BakedEggsEggs=Breakfast.

There is no finer–nor more appropriate–food to serve in the morning. Though most egg dishes–in any significant quantity for a large number of guests–are impossible to pull off successfully. There is nothing worse than an overcooked egg. Scrambled eggs must be served and consumed immediately, most appropriate for two, no more than four people. Frittatas are excellent but keep said dish in mind for no more than four guests. And omelettes? Just make them for yourself.The last thing you want to do is become a short-order cook on Sunday:

“Two more sunny-side up eggs, Charlie? *smack* Coming right up!”

So,  how do you still manage to serve eggs provided you have six or more guests over in the morning?
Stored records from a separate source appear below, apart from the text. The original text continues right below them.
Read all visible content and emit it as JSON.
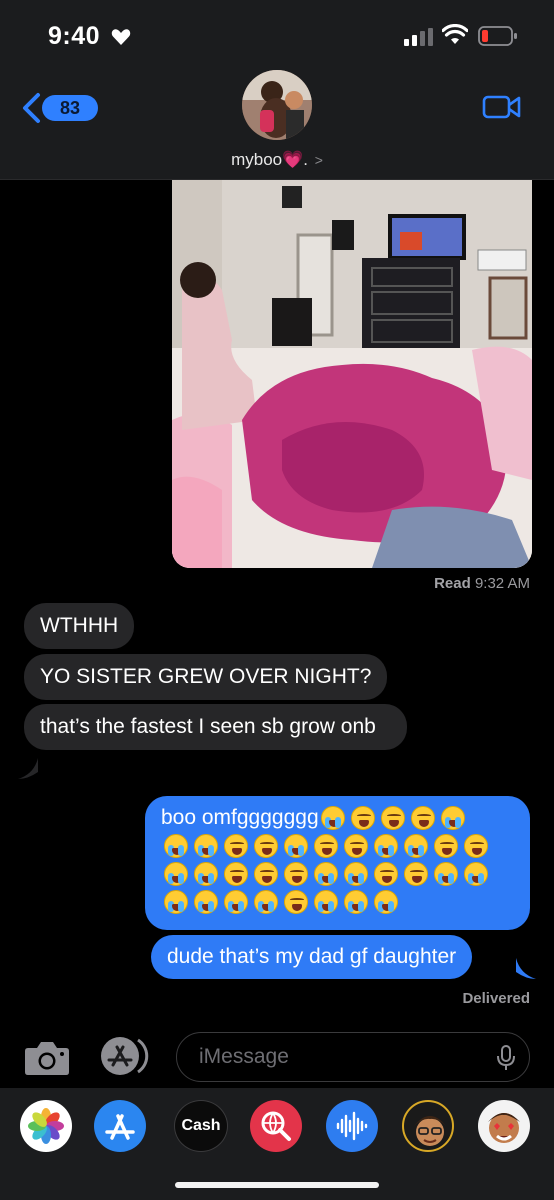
{
  "status_bar": {
    "time": "9:40"
  },
  "nav": {
    "back_count": "83",
    "contact_name": "myboo",
    "contact_suffix": "💗.",
    "chevron": ">"
  },
  "conversation": {
    "read_label": "Read",
    "read_time": "9:32 AM",
    "incoming": [
      {
        "text": "WTHHH"
      },
      {
        "text": "YO SISTER GREW OVER NIGHT?"
      },
      {
        "text": "that’s the fastest I seen sb grow onb"
      }
    ],
    "outgoing": [
      {
        "text": "boo omfggggggg"
      },
      {
        "text": "dude that’s my dad gf daughter"
      }
    ],
    "delivered": "Delivered"
  },
  "composer": {
    "placeholder": "iMessage"
  },
  "drawer": {
    "cash_label": "Cash"
  },
  "colors": {
    "outgoing_bubble": "#2f7bf6",
    "incoming_bubble": "#262628",
    "badge": "#2f80ff",
    "background": "#000000"
  }
}
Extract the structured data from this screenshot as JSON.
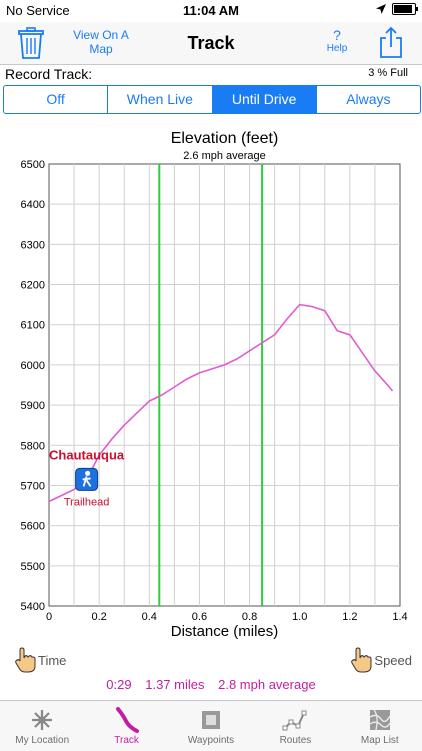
{
  "status_bar": {
    "carrier": "No Service",
    "time": "11:04 AM",
    "battery_percent": 0.9
  },
  "navbar": {
    "title": "Track",
    "view_on_map": "View On A Map",
    "help_q": "?",
    "help_label": "Help"
  },
  "record_track": {
    "label": "Record Track:",
    "capacity": "3 % Full",
    "options": [
      "Off",
      "When Live",
      "Until Drive",
      "Always"
    ],
    "selected": "Until Drive"
  },
  "chart_data": {
    "type": "line",
    "title": "Elevation (feet)",
    "subtitle": "2.6 mph average",
    "xlabel": "Distance (miles)",
    "xlim": [
      0,
      1.4
    ],
    "ylim": [
      5400,
      6500
    ],
    "x_ticks": [
      "0",
      "0.2",
      "0.4",
      "0.6",
      "0.8",
      "1.0",
      "1.2",
      "1.4"
    ],
    "y_ticks": [
      "5400",
      "5500",
      "5600",
      "5700",
      "5800",
      "5900",
      "6000",
      "6100",
      "6200",
      "6300",
      "6400",
      "6500"
    ],
    "grid": true,
    "line_color": "#e05cd0",
    "marker_color": "#2ecc40",
    "markers": [
      0.44,
      0.85
    ],
    "annotation": {
      "title": "Chautauqua",
      "subtitle": "Trailhead",
      "x": 0.15,
      "y": 5715,
      "icon": "hiker-icon"
    },
    "series": [
      {
        "x": [
          0,
          0.05,
          0.1,
          0.15,
          0.2,
          0.25,
          0.3,
          0.35,
          0.4,
          0.45,
          0.5,
          0.55,
          0.6,
          0.65,
          0.7,
          0.75,
          0.8,
          0.85,
          0.9,
          0.95,
          1.0,
          1.05,
          1.1,
          1.15,
          1.2,
          1.25,
          1.3,
          1.35,
          1.37
        ],
        "values": [
          5660,
          5675,
          5690,
          5715,
          5775,
          5815,
          5850,
          5880,
          5910,
          5925,
          5945,
          5965,
          5980,
          5990,
          6000,
          6015,
          6035,
          6055,
          6075,
          6115,
          6150,
          6145,
          6135,
          6085,
          6075,
          6030,
          5985,
          5950,
          5935
        ]
      }
    ]
  },
  "controls": {
    "time": "Time",
    "speed": "Speed"
  },
  "summary": {
    "duration": "0:29",
    "distance": "1.37 miles",
    "speed": "2.8 mph average"
  },
  "tabs": [
    {
      "label": "My Location",
      "icon": "compass-icon"
    },
    {
      "label": "Track",
      "icon": "track-icon"
    },
    {
      "label": "Waypoints",
      "icon": "waypoint-icon"
    },
    {
      "label": "Routes",
      "icon": "routes-icon"
    },
    {
      "label": "Map List",
      "icon": "map-icon"
    }
  ],
  "active_tab": "Track",
  "colors": {
    "accent": "#1a7cf5",
    "track": "#c21ea3"
  }
}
Enter, the baked egg.

It’s elegant, classy, and giggly; easy to make an army of them all at the same time, from 6- 20.  Read the rest of this entry »